When your film has a running time of under ten minutes there isn’t a lot of room to flesh out an elaborate story and the entirety of the film is generally focused on the resolution of one central conflict. Stained is no exception to this rule, and the plot can easily be summed up as (sigh)…..a man takes a shit and has to try and find some toilet paper to wipe his ass. Yes, that’s really the plot.
Said man goes by Harris (Mike Shephard) and in addition to being fresh out of TP, he is also plagued by the the incessant harassment of one Fecal George (Chris Spyrides), a human manifestation of shit itself that only he can see. Okay, so it goes without saying that the plot is crass and sophomoric, so the question really becomes “did the filmmakers execute the story they had properly?” Well, let’s break this thing down.
First and foremost, this is a small cast of three actors so the quality of the acting is essential to selling this weird little story. Not surprisingly, there isn’t much subtly to be had in their performances which consist of the kind of broad, cheesy acting you’d find on your typical short-lived sitcom. I recognize that an over-the-top style was warranted in this outlandish story but I still feel that more skilled actors could have delivered a level of subtle menace that would have added complexity to the characters. Though, I can certainly appreciate that having anthropomorphized human excrement shouting at you about shit stains in your underwear probably doesn’t inspire your best performance.
What baffles me the most about this film is why director Phil Haine and writer Mark A. C. Brown felt that, of all the possible stories in the world, this was the one that they would put all their resources into telling. Now, if this had come off as a film that looked like it was shot over a weekend by a couple of drunken college kids, it would actually make more sense. What’s confounding here is the fact that there’s clearly a lot of talent behind the camera.
There are some attempts at very broad comedy that fall completely flat but purely from a technical standpoint the film is very well crafted. The quality of the image is perfect, the sound design is excellent, and the entire experience flows together with the kind of professionalism you’d expect from a multi-million dollar film.
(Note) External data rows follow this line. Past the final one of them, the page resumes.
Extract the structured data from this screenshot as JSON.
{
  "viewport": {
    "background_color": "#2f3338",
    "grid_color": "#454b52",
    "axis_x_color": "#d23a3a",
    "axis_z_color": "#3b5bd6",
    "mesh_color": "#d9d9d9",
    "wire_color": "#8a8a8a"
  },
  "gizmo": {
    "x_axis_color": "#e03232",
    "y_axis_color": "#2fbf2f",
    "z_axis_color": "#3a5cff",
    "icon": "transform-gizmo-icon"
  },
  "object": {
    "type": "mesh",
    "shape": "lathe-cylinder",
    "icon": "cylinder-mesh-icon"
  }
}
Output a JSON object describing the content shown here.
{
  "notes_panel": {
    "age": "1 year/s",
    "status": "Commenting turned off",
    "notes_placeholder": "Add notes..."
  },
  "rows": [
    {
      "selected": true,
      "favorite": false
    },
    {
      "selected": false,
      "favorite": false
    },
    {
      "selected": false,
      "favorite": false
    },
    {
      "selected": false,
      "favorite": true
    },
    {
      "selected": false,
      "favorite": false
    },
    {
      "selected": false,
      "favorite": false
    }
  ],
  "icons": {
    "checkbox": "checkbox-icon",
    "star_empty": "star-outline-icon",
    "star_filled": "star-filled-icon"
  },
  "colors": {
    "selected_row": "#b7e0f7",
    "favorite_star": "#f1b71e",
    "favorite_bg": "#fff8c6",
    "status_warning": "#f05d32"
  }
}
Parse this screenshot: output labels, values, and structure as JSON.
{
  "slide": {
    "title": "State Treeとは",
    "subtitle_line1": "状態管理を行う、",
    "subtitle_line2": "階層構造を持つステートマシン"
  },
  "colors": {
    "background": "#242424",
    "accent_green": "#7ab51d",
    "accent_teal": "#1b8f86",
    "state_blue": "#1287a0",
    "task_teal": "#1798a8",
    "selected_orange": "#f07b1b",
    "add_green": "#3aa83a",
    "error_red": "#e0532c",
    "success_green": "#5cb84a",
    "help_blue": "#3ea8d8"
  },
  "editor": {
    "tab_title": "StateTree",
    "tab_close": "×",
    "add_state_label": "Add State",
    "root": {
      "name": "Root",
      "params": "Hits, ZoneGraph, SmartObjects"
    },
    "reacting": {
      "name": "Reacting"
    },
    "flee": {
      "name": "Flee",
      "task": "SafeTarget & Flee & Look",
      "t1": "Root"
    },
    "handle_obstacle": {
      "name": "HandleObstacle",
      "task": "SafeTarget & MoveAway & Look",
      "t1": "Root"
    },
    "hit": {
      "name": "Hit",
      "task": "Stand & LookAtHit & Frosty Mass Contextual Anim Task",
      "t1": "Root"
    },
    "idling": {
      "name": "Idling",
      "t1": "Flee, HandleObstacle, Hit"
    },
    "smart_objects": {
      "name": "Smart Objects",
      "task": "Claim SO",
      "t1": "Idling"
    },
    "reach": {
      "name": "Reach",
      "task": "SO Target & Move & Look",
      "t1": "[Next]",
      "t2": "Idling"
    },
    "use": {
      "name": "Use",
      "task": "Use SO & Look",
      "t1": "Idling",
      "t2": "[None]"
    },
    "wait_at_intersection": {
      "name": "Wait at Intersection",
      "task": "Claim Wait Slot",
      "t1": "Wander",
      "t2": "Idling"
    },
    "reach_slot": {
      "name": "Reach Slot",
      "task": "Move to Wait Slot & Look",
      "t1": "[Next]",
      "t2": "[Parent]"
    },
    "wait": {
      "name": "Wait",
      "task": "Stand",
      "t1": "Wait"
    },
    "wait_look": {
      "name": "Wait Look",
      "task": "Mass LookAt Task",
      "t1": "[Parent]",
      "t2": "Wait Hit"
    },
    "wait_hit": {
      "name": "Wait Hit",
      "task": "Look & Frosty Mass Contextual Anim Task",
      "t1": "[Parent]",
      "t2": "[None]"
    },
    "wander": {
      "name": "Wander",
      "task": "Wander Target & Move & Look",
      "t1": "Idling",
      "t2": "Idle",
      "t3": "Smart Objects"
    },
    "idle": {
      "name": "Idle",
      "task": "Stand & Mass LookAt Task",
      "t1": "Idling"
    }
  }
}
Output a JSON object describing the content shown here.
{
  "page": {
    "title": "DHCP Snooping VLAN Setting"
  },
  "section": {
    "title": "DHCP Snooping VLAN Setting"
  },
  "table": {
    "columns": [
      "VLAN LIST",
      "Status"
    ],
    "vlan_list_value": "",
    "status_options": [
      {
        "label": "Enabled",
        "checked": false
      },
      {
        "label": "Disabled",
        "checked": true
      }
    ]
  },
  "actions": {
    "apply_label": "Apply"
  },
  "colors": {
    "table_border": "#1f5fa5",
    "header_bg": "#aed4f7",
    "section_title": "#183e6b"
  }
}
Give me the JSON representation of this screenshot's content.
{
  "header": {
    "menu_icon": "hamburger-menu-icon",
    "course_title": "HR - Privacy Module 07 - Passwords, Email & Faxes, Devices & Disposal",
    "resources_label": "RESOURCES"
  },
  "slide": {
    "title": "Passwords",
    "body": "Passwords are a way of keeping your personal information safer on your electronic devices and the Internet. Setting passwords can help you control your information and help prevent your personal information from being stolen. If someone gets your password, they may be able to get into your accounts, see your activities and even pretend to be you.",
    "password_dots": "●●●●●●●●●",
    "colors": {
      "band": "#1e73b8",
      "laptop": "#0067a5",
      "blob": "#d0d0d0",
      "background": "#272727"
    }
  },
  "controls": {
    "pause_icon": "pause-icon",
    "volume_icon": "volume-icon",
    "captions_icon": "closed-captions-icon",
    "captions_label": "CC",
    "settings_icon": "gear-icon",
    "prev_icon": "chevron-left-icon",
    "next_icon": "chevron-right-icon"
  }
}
Now, I won’t spoil the ending, but I will say that it does redeem the rest of the plot a bit as well as provide justification to some points of the film that seemed like simple oversights at first. In addition, it finally tied in the Horror aspect that had seemed to be conspicuously absent from this “Horror Comedy”. All in all, a strange, gross little story but one brought forth by talented people who are certainly worth keeping an eye on in the future.